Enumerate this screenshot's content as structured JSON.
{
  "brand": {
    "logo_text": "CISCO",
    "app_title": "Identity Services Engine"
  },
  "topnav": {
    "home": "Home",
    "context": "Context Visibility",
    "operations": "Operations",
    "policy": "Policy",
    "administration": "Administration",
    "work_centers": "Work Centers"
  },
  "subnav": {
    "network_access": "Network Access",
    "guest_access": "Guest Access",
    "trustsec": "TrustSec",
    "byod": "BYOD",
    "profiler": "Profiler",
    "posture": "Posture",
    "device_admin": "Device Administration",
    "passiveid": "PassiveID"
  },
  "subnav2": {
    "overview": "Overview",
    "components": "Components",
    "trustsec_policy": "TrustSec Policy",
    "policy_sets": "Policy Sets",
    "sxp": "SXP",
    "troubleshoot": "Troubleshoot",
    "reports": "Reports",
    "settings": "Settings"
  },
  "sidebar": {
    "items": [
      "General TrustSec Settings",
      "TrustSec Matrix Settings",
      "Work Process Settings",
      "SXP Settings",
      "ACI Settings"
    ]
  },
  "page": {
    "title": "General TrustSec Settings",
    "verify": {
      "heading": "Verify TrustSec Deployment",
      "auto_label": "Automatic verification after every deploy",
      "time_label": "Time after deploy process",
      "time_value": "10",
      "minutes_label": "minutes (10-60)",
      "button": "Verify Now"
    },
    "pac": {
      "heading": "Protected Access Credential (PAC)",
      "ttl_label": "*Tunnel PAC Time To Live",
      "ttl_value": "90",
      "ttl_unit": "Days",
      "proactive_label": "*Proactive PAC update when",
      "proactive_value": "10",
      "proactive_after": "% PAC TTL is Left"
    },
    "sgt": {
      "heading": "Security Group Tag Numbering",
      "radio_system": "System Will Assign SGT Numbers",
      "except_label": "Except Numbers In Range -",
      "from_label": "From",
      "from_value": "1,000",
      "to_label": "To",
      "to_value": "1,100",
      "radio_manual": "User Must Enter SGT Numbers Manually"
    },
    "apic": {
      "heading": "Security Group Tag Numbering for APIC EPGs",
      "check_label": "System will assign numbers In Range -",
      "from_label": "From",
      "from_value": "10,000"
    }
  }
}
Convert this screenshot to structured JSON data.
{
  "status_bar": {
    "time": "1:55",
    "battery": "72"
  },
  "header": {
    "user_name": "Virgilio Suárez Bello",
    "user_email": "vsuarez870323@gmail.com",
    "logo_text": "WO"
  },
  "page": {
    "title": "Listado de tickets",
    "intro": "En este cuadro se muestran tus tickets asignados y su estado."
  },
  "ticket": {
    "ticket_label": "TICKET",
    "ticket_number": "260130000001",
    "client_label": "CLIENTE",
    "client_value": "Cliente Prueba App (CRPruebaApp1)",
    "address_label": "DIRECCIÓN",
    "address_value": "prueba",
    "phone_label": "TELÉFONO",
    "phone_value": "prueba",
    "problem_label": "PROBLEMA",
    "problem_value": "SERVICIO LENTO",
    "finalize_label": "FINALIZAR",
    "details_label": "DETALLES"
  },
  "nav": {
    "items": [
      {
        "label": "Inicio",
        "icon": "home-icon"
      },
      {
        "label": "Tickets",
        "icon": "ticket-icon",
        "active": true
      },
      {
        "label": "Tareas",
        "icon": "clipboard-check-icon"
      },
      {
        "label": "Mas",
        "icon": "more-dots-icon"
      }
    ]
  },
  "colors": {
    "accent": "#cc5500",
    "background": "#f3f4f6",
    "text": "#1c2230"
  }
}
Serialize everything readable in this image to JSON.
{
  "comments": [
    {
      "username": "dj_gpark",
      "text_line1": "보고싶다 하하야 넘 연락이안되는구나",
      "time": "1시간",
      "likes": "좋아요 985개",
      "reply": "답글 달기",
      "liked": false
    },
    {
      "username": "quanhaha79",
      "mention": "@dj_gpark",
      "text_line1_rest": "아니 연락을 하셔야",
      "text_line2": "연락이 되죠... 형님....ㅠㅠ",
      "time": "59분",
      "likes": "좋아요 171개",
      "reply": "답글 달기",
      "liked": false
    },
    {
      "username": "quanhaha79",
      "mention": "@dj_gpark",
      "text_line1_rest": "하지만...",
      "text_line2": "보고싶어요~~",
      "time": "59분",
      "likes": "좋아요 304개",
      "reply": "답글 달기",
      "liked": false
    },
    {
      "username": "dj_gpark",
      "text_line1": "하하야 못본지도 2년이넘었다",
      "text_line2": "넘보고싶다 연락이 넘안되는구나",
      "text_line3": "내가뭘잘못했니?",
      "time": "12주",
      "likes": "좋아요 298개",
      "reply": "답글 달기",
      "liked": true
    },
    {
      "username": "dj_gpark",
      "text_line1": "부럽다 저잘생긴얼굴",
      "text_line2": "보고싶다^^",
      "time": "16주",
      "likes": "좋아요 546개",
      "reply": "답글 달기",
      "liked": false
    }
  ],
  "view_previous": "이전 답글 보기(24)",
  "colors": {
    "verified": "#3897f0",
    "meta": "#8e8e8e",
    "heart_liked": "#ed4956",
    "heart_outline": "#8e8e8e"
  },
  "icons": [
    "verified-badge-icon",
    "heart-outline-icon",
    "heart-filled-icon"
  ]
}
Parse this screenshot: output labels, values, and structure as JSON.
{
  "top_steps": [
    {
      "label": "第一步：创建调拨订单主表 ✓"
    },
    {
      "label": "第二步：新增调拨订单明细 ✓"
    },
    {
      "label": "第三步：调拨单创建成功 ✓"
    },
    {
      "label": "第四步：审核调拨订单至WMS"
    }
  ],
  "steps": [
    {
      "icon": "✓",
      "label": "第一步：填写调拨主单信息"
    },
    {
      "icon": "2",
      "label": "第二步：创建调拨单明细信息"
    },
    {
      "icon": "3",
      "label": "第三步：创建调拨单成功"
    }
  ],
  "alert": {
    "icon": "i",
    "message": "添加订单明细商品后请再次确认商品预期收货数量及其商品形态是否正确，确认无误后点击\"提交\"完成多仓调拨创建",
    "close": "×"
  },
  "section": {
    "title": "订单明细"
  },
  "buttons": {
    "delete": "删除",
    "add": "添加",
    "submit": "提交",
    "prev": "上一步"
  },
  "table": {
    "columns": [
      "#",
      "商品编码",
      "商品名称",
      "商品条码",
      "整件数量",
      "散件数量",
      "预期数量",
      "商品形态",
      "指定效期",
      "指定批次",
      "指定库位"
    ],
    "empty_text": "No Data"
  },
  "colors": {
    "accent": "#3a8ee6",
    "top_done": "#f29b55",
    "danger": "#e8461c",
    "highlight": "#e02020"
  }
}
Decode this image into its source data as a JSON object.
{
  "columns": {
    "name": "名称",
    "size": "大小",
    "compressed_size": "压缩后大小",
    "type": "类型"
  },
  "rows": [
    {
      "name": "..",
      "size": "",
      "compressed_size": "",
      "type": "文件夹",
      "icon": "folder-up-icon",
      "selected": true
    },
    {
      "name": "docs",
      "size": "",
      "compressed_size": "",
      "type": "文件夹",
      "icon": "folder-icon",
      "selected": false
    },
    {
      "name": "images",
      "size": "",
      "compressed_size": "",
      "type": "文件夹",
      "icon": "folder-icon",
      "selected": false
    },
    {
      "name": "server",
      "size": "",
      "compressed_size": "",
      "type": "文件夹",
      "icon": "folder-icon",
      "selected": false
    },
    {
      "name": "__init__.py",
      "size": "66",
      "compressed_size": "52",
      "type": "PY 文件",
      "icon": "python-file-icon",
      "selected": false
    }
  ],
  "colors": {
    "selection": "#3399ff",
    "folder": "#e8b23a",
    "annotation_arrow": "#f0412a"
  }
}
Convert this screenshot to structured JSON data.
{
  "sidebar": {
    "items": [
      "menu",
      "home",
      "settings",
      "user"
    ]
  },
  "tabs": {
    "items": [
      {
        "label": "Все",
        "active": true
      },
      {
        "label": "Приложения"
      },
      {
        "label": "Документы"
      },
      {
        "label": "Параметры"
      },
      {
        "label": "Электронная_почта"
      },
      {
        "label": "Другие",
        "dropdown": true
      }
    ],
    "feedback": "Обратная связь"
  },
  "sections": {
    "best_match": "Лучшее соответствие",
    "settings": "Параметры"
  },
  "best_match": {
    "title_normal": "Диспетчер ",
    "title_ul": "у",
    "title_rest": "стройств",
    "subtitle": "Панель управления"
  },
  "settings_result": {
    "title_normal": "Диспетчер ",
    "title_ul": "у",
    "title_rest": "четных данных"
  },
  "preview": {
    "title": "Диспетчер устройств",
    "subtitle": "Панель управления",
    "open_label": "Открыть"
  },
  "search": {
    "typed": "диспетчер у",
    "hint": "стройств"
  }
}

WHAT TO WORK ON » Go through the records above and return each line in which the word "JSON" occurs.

WORKED SOLUTION »
Enumerate this screenshot's content as structured JSON.
Convert this screenshot to structured JSON data.
Serialize everything readable in this image to JSON.
Parse this screenshot: output labels, values, and structure as JSON.
Decode this image into its source data as a JSON object.
Convert this screenshot to structured JSON data.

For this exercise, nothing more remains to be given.